### Exercise requirements
Report the lines of the material that carry the string "weight".

◇ ◇ ◇ ◇ ◇

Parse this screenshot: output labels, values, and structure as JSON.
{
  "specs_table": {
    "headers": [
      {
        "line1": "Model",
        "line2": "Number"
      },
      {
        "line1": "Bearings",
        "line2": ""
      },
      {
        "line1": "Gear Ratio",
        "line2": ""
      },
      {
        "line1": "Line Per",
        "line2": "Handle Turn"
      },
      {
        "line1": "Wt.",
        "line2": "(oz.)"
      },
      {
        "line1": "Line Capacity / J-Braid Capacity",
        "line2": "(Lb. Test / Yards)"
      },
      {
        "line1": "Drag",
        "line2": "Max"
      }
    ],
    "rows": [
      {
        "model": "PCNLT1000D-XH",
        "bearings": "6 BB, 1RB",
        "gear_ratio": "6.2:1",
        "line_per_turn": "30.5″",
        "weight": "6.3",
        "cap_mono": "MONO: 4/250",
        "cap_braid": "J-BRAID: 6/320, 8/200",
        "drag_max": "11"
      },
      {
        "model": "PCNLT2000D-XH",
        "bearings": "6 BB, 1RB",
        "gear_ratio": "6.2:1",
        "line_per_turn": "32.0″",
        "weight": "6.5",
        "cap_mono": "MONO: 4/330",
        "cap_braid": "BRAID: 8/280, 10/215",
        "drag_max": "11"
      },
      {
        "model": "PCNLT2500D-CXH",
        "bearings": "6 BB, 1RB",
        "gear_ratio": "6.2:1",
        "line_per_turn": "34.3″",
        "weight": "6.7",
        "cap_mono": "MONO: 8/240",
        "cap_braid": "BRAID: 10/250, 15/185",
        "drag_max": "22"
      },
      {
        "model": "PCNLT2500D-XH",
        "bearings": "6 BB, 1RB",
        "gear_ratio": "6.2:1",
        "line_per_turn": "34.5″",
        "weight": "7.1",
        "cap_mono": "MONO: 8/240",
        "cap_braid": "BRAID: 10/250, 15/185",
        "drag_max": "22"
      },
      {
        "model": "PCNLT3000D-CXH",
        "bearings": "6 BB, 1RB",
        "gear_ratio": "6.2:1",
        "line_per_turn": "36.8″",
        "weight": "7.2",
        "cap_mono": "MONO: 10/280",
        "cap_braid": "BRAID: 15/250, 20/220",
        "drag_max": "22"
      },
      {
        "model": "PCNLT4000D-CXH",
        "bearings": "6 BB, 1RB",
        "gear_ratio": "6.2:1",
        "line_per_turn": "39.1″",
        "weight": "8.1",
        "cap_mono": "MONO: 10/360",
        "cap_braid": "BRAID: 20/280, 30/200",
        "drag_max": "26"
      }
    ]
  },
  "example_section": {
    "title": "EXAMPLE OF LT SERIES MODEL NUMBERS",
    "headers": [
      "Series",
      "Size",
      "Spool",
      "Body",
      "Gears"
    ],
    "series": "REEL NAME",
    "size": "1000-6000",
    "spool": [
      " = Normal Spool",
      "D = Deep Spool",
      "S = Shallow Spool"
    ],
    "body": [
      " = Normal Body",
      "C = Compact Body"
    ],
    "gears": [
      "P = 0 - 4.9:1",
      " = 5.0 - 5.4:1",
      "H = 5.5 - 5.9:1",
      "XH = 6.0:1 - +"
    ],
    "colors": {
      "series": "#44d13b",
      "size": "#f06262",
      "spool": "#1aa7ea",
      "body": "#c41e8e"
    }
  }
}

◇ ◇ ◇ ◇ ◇

### Exercise result
        "weight": "6.3",
        "weight": "6.5",
        "weight": "6.7",
        "weight": "7.1",
        "weight": "7.2",
        "weight": "8.1",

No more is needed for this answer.